Grey's most famous film role is that of the Master of Ceremonies in the 1972 musical Cabaret, a role he previously played in the Broadway production of the same name. For his performance in this film, Grey received the Academy Award for Best Actor in a Supporting Role. He also won a Golden Globe, a BAFTA Awards, a National Board of Review Award, and a National Society of Film Critics Award for his work in Cabaret.
His next film was the 1974 thriller Man on a Swing, in which he played the second male lead, a self-described psychic who claims to have visions which could assist in a murder investigation; Bruce French appeared in this film, as well. Grey then starred in Robert Altman's 1976 western comedy Buffalo Bill and the Indians, or Sitting Bull's History Lesson, which also featured Robert DoQui. That same year, Grey and Samantha Eggar had supporting roles in The Seven Per-Cent Solution, based on the novel by Nicholas Meyer.
In addition to his role on Cabaret, Grey is also known for his role as Chiun in the cult 1985 action film Remo Williams: The Adventure Begins. Grey's performance in this film earned him a Golden Globe nomination and a Saturn Award nomination. This film also starred Kate Mulgrew, with whom Grey reunited ten years later on the set of Star Trek: Voyager. The other cast members of Remo Williams included Jeff Allin, George Coe, Patrick Kilpatrick, and Michael Pataki.
Grey's film credits during the 1990s included Steven Soderbergh's 1991 science fiction thriller Kafka, a 1994 action/thriller called The Dangerous (co-starring John Savage and Cary-Hiroyuki Tagawa), and the 1996 family drama My Friend Joe (with Stephen McHattie). Most notably, however, Grey starred in the 1995 musical The Fantasticks, based on the acclaimed stage play of the same name.

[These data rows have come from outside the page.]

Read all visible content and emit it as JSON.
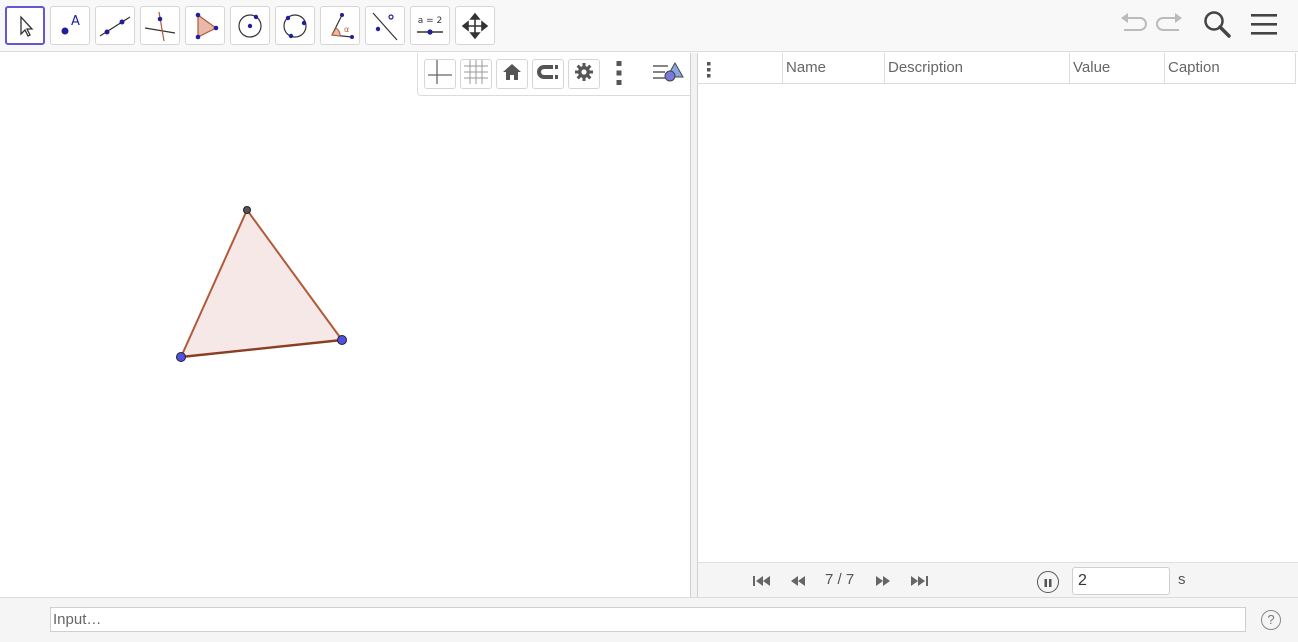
{
  "toolbar": {
    "tools": [
      {
        "name": "move-tool",
        "icon": "arrow-cursor-icon"
      },
      {
        "name": "point-tool",
        "icon": "point-icon",
        "label": "A"
      },
      {
        "name": "line-tool",
        "icon": "line-through-points-icon"
      },
      {
        "name": "perpendicular-line-tool",
        "icon": "perpendicular-line-icon"
      },
      {
        "name": "polygon-tool",
        "icon": "polygon-icon"
      },
      {
        "name": "circle-tool",
        "icon": "circle-center-point-icon"
      },
      {
        "name": "circle-three-points-tool",
        "icon": "circle-three-points-icon"
      },
      {
        "name": "angle-tool",
        "icon": "angle-icon"
      },
      {
        "name": "reflect-tool",
        "icon": "reflect-about-line-icon"
      },
      {
        "name": "slider-tool",
        "icon": "slider-icon",
        "label": "a = 2"
      },
      {
        "name": "move-graphics-view-tool",
        "icon": "move-view-icon"
      }
    ],
    "right_icons": [
      "undo-icon",
      "redo-icon",
      "search-icon",
      "menu-icon"
    ]
  },
  "style_bar": {
    "buttons": [
      "axes-icon",
      "grid-icon",
      "home-icon",
      "point-capturing-icon",
      "settings-icon",
      "more-vertical-icon",
      "style-bar-toggle-icon"
    ]
  },
  "triangle": {
    "fill": "#f5e8e6",
    "stroke": "#b05a3a",
    "vertex_color": "#5050e0"
  },
  "protocol": {
    "columns": [
      "Name",
      "Description",
      "Value",
      "Caption"
    ],
    "step_count": "7 / 7",
    "speed_value": "2",
    "speed_unit": "s"
  },
  "input_bar": {
    "placeholder": "Input…",
    "help_label": "?"
  },
  "colors": {
    "accent": "#6557d2",
    "toolbar_bg": "#f8f8f8"
  }
}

More recently, Grey portrayed Oldrich Novy in the acclaimed 2000 musical drama Dancer in the Dark. Grey's most recent film credit to date is the 2008 comedy/drama Choke, which starred Brad William Henke.